THE GOING GETS TURF
Burnley ...... 0 Huddersfield .... 0 Dyche blasts ‘diver’ Rajiv
BURNLEY boss Sean Dyche called for a review of diving protocols after Town’s Rajiv Van La Parra took an “unacceptable” tumble in pursuit of a penalty.
Both sides walked away with a point after gritting their teeth for a dour draw at Turf Moor but the Terriers might have won it had referee Christopher Kavanagh been taken in when Van La Parra hit the turf after making no contact with Matt Lowton.
Town boss David Wagner accepted the Dutchman was deserving of both his booking and a fine but Dyche came in with a full-blooded tirade.
“It would have been an absolute farce,” said the Clarets manager about the prospect of a spot-kick.
“It’s unacceptable in my book. I can’t abide it. I feel for the referee and I thought he was excellent in that moment. But he should be protected from that.
“If it is a penalty, they score, we lose and then he gets banned. How does that work?
“I’ve been harping on about this for three years and nobody wants to listen. It’s for the good of the game.
“I travel across the country with my kid playing football and I’m watching 14-year-olds diving all over the place. Where do they get it from? They copy players.
“It’s got to be clamped down on. Maybe the video assistant referee will give the refs a chance to look at it. But it’s got to go.”
Dyche suggested he would have harsh words with any Burnley player who went to ground as easily as Van La Parra and Wagner said his player had pleaded guilty. “I was too far away and Sean was even further away than I was. I haven’t seen it again but I have spoken with Van La Parra and it was a dive,” said the German. “It was nothing we like to see. He gets booked, he gets a fine and we go on.”
Wagner was happy to rack up a ninth point of the season and a fourth clean sheet – both numbers few would have backed the Terriers to reach after six games in the top flight. “It was a deserved point in a tight and even game, both sides are very difficult to break down,” he said.
“Everybody worked hard and I’m pleased with the clean sheet of course, everybody feels responsibility for the defence in our team. Every player on the grass – defence, offence, midfielder – feels responsibility for the hard yards.”

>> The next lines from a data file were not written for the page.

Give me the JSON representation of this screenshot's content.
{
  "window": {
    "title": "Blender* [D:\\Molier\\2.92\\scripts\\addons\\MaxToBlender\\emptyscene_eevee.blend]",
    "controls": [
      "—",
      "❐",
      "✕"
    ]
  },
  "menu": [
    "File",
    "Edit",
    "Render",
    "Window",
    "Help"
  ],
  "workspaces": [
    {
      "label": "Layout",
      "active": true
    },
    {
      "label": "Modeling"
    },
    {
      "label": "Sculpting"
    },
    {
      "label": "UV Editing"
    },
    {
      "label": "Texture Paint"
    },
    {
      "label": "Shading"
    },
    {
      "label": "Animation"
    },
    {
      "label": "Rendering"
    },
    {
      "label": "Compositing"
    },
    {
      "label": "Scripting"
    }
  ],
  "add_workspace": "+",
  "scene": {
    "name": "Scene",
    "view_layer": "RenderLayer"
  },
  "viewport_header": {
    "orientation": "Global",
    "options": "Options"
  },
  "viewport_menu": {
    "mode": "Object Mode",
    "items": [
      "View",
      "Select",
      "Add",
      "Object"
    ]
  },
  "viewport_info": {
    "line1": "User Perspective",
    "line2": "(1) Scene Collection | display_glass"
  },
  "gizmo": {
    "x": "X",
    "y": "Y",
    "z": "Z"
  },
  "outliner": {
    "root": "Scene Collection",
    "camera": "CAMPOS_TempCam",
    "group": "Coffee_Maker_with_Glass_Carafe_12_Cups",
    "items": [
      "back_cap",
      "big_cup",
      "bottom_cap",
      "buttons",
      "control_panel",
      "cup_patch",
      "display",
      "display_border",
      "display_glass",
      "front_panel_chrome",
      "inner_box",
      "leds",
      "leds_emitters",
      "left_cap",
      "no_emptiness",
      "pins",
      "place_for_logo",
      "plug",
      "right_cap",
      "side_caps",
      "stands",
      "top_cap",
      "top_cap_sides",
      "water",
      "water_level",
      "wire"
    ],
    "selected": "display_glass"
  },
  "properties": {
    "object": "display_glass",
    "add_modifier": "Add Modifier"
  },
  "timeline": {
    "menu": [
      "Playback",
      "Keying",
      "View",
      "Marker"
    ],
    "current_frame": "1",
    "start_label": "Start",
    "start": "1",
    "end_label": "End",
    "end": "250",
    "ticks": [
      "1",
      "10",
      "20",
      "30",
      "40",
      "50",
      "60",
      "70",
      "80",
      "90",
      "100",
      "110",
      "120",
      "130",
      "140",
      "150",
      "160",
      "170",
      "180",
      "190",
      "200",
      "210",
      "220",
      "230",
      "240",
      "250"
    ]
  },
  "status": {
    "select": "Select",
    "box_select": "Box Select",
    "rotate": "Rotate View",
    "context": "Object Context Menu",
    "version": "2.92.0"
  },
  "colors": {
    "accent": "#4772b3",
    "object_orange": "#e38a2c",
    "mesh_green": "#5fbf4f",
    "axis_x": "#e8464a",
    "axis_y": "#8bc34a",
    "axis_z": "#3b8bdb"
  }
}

While the excitement levels may have been low, a point apiece kept both sides comfortably ahead of some gloomy pre-season predictions.
The result appeared to hinge on the duel between Burnley’s £15million Kiwi striker Chris Wood and Terriers’ centre-half Christopher Schindler.
And the German came out on top, brilliantly marshalling Wood.
Schindler was an obvious standout, throwing his body at a couple of shots to spare keeper Jonas Lossl the hassle, oozing authority and nipping in front of Wood to intercept Stephen Ward’s ball and snuff out a rare chance.
When Wood did manage to break free of Schindler’s shackles to meet a Ward cross in the 23rd minute, after a neat move involving Jack Cork and Scott Arfield, he glanced wide.
The first half was a clumsy affair with few attacks as heavy touches, mis-hit passes and caution dominated proceedings.
There were more fouls than genuinely exciting moments, most of which were sloppy rather than tetchy.
But Cork might have been flirting with a red card, rather than the resulting yellow, when he went over the ball and into Abdelhamid Sabiri.
In the end it was a triumph for the organisation and reliability that has taken two unfashionable clubs into the top half of the Premier League, although the first top-flight meeting of these sides since 1971 was not one that will live long in anyone’s memory.
Now all we need to see is if anyone takes any notice of Dyche’s outburst about diving.